Picture of Jasmine Eppes
Freelance Writer
Updated: 30 September 2017
Baltimore, Maryland, is home to many different architectural styles, structures and techniques. One aspect of the city that makes it unique is its diverse styles and colors of rowhouses. Take a look below at some of Baltimore’s rowhouses that are landmarks throughout the city.

Federal Style Houses

Federal Style rowhouses are common within areas of Baltimore City. Many of them are located in some of Baltimore’s oldest neighborhoods, such as Federal Hill. These rowhouses were erected in the 1800s and many of these homes were created on alley streets or side streets as the bigger, more palatial rowhouses were placed on the main streets.

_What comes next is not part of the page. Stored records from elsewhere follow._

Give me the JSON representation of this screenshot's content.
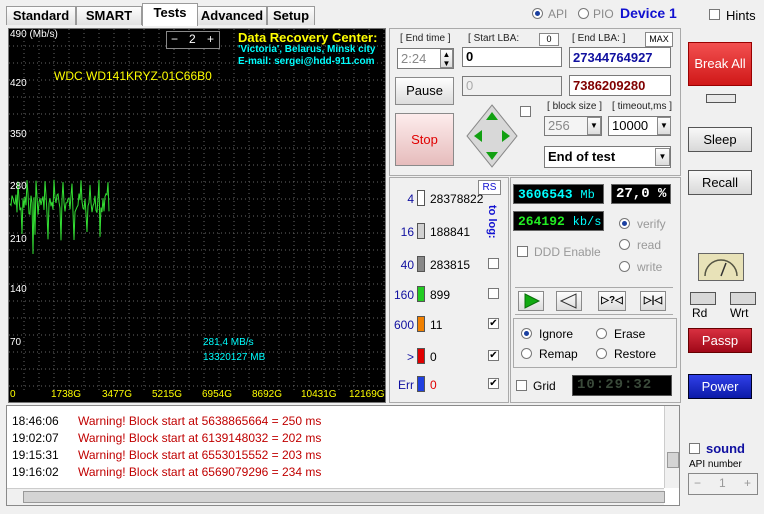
{
  "tabs": [
    {
      "label": "Standard"
    },
    {
      "label": "SMART"
    },
    {
      "label": "Tests"
    },
    {
      "label": "Advanced"
    },
    {
      "label": "Setup"
    }
  ],
  "top": {
    "api_label": "API",
    "pio_label": "PIO",
    "device_label": "Device 1",
    "hints_label": "Hints"
  },
  "graph": {
    "y_unit": "490 (Mb/s)",
    "y_ticks": [
      "420",
      "350",
      "280",
      "210",
      "140",
      "70"
    ],
    "x_ticks": [
      "0",
      "1738G",
      "3477G",
      "5215G",
      "6954G",
      "8692G",
      "10431G",
      "12169G"
    ],
    "drive_model": "WDC WD141KRYZ-01C66B0",
    "scale_value": "2",
    "minus": "−",
    "plus": "+",
    "center_title": "Data Recovery Center:",
    "center_line2": "'Victoria', Belarus, Minsk city",
    "center_line3": "E-mail: sergei@hdd-911.com",
    "speed_label": "281,4 MB/s",
    "mb_label": "13320127 MB"
  },
  "controls": {
    "end_time_label": "End time",
    "end_time_value": "2:24",
    "start_lba_label": "Start LBA:",
    "start_lba_zero": "0",
    "start_lba_value": "0",
    "start_lba_current": "0",
    "end_lba_label": "End LBA:",
    "max_label": "MAX",
    "end_lba_value": "27344764927",
    "end_lba_current": "7386209280",
    "pause_label": "Pause",
    "stop_label": "Stop",
    "block_size_label": "block size",
    "block_size_value": "256",
    "timeout_label": "timeout,ms",
    "timeout_value": "10000",
    "end_of_test_value": "End of test"
  },
  "stats": {
    "rs_label": "RS",
    "to_log_label": "to log:",
    "rows": [
      {
        "ms": "4",
        "count": "28378822",
        "color": "#ffffff",
        "checked": false
      },
      {
        "ms": "16",
        "count": "188841",
        "color": "#d0d0d0",
        "checked": false
      },
      {
        "ms": "40",
        "count": "283815",
        "color": "#888888",
        "checked": false
      },
      {
        "ms": "160",
        "count": "899",
        "color": "#22cc22",
        "checked": false
      },
      {
        "ms": "600",
        "count": "11",
        "color": "#f08000",
        "checked": true
      },
      {
        "ms": ">",
        "count": "0",
        "color": "#e00000",
        "checked": true
      },
      {
        "ms": "Err",
        "count": "0",
        "color": "#2040e0",
        "checked": true
      }
    ]
  },
  "progress": {
    "mb_value": "3606543",
    "mb_unit": "Mb",
    "percent": "27,0 %",
    "kbs_value": "264192",
    "kbs_unit": "kb/s",
    "verify_label": "verify",
    "read_label": "read",
    "write_label": "write",
    "ddd_label": "DDD Enable",
    "ignore_label": "Ignore",
    "erase_label": "Erase",
    "remap_label": "Remap",
    "restore_label": "Restore",
    "grid_label": "Grid",
    "clock": "10:29:32"
  },
  "side": {
    "break_all_label": "Break All",
    "sleep_label": "Sleep",
    "recall_label": "Recall",
    "rd_label": "Rd",
    "wrt_label": "Wrt",
    "passp_label": "Passp",
    "power_label": "Power",
    "sound_label": "sound",
    "api_number_label": "API number",
    "api_number_value": "1",
    "minus": "−",
    "plus": "+"
  },
  "log": [
    {
      "time": "18:46:06",
      "message": "Warning! Block start at 5638865664 = 250 ms"
    },
    {
      "time": "19:02:07",
      "message": "Warning! Block start at 6139148032 = 202 ms"
    },
    {
      "time": "19:15:31",
      "message": "Warning! Block start at 6553015552 = 203 ms"
    },
    {
      "time": "19:16:02",
      "message": "Warning! Block start at 6569079296 = 234 ms"
    }
  ],
  "colors": {
    "graph_line": "#33dd33",
    "label_yellow": "#ffff00",
    "label_cyan": "#00ffff",
    "warning_red": "#c00000",
    "break_all_red": "#e02020",
    "passp_red": "#c8102e",
    "power_blue": "#1a2fd0",
    "device_blue": "#1010d0"
  }
}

Federal Style Rowhouses in Baltimore | © Owen Byrne/Flickr
Federal Style Rowhouses in Baltimore | © Owen Byrne / Flickr

Alley Houses

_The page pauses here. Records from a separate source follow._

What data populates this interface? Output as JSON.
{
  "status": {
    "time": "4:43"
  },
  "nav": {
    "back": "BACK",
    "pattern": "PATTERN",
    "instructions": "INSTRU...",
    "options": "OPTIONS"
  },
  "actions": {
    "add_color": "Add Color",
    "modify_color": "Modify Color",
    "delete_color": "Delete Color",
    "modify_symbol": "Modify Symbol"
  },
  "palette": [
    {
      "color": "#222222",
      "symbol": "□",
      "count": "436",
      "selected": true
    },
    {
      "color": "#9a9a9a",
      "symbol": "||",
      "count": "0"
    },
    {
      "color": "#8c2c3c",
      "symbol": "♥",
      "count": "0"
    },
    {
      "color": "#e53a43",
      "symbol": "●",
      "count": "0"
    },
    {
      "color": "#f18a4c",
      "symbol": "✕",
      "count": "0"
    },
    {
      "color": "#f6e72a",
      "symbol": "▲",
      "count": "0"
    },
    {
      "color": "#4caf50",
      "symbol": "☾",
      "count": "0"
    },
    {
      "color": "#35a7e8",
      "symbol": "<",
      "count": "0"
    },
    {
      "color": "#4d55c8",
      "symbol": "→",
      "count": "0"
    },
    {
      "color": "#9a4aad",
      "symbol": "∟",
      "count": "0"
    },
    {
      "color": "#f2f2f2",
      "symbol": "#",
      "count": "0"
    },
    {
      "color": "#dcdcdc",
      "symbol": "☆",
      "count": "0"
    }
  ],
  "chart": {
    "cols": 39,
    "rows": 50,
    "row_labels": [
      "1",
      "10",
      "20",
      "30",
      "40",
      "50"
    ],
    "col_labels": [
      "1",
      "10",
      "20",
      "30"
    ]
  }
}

Alley houses usually only contain two rooms and have small kitchens and bathrooms. These rowhouses were originally created for hardworking families; many of which were immigrants back in the 1800s to 1900s, coming to Baltimore to start a new life.

Greek Revival

Greek revival rowhouses were for the upper class in the mid-1800s as these houses were majestic, regal and showed how affluent its inhabitants were just by the outward appearance of the houses. The detail of these houses stood out from other rowhouses as they were made with more ornate materials. Developers of these homes also worked on other major projects around the city, including squares and parks.

Example of Greek Revival Style in Baltimore | © Eli Pousson/Flickr
Example of Greek Revival Style in Baltimore | Example of Greek Revival Style in Baltimore | © Eli Pousson/Flickr

Italianate Houses

Italianate houses were built in the late 1800s after World War I. These rowhouses are similar to Federal Style houses as the bigger houses were on the main street and the smaller ones were in the alleys.

Example of Italianate Style Structure in Baltimore | © Mark Goebel/Flickr
Example of Italianate Style Structure in Baltimore | Example of Italianate Style Structure in Baltimore | © Mark Goebel/Flickr

Square Fronts

Square Front rowhouses aren’t as common as other types of rowhouses in Baltimore. However, it is unique as it has a rectangular shape to the home that makes it look slim from the outside. You can find many of these in older parts of the city, such as Mount Vernon.